  61. 61. Phase 6- Supplier Selection Each of the supplier’s presentation are rated according to certain evaluation models. The buying organization may also attempt to negotiate with its preferred suppliers for better prices and terms before making a final decision. Various parameters like reliability , delivery ,flexibility, price, service etc. are used for supplier selection and their rating.
  62. 62. Phase 7- placing the purchase Order After the suppliers have been selected , the buyer negotiates the final order, listing the technical specifications , the quantity needed , the expected time of delivery etc. Buyers are increasingly moving towards Blanket contracting rather than periodic purchase orders.

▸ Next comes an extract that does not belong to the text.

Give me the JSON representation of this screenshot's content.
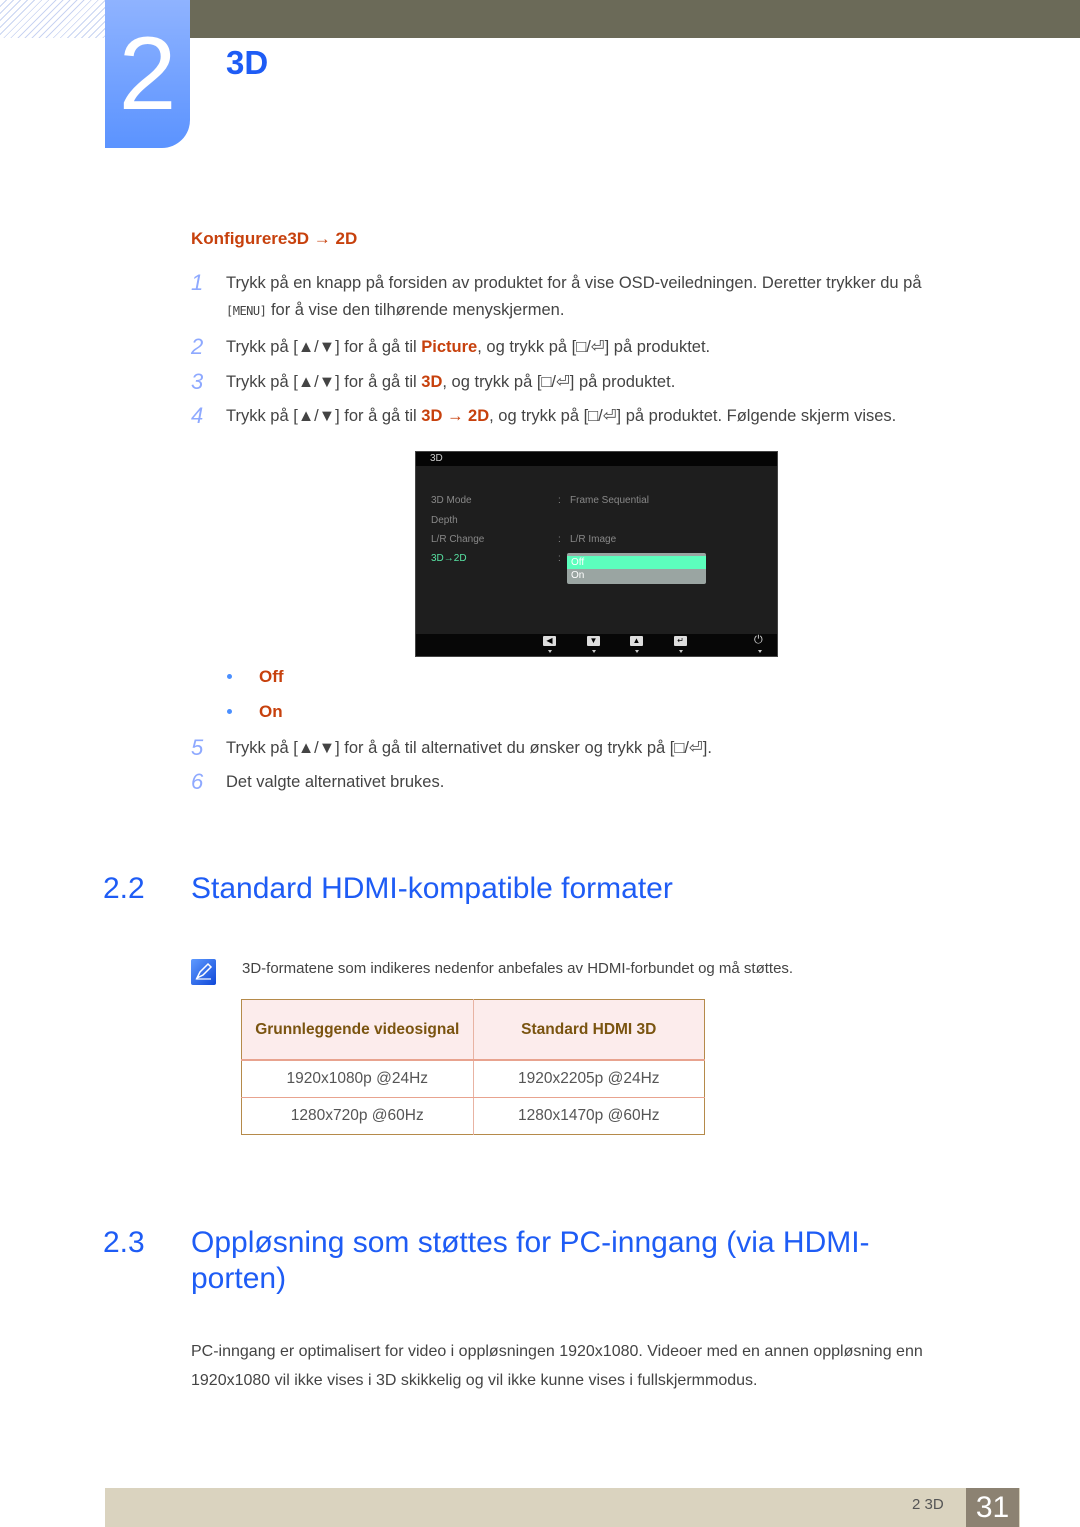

  63. 63. Phase 8- post purchase evaluation The final phase in the purchasing process consists of a formal or informal review and feedback regarding product performance as well as vendor performance. The buyer may contact the end user and ask for their evaluations which are in turn given to the supplier or he may rate the supplier on several criteria using a weighted score method. The performance review might lead to the buyer to continue , improve or drop a supplier
  64. 64. Global consumer movements and consumer protection • The right to satisfaction of basic needs • Right to safety • Right to be informed • Right to choose • Right to be heard • Right to redress • Right to consumer education • Right to healthy environment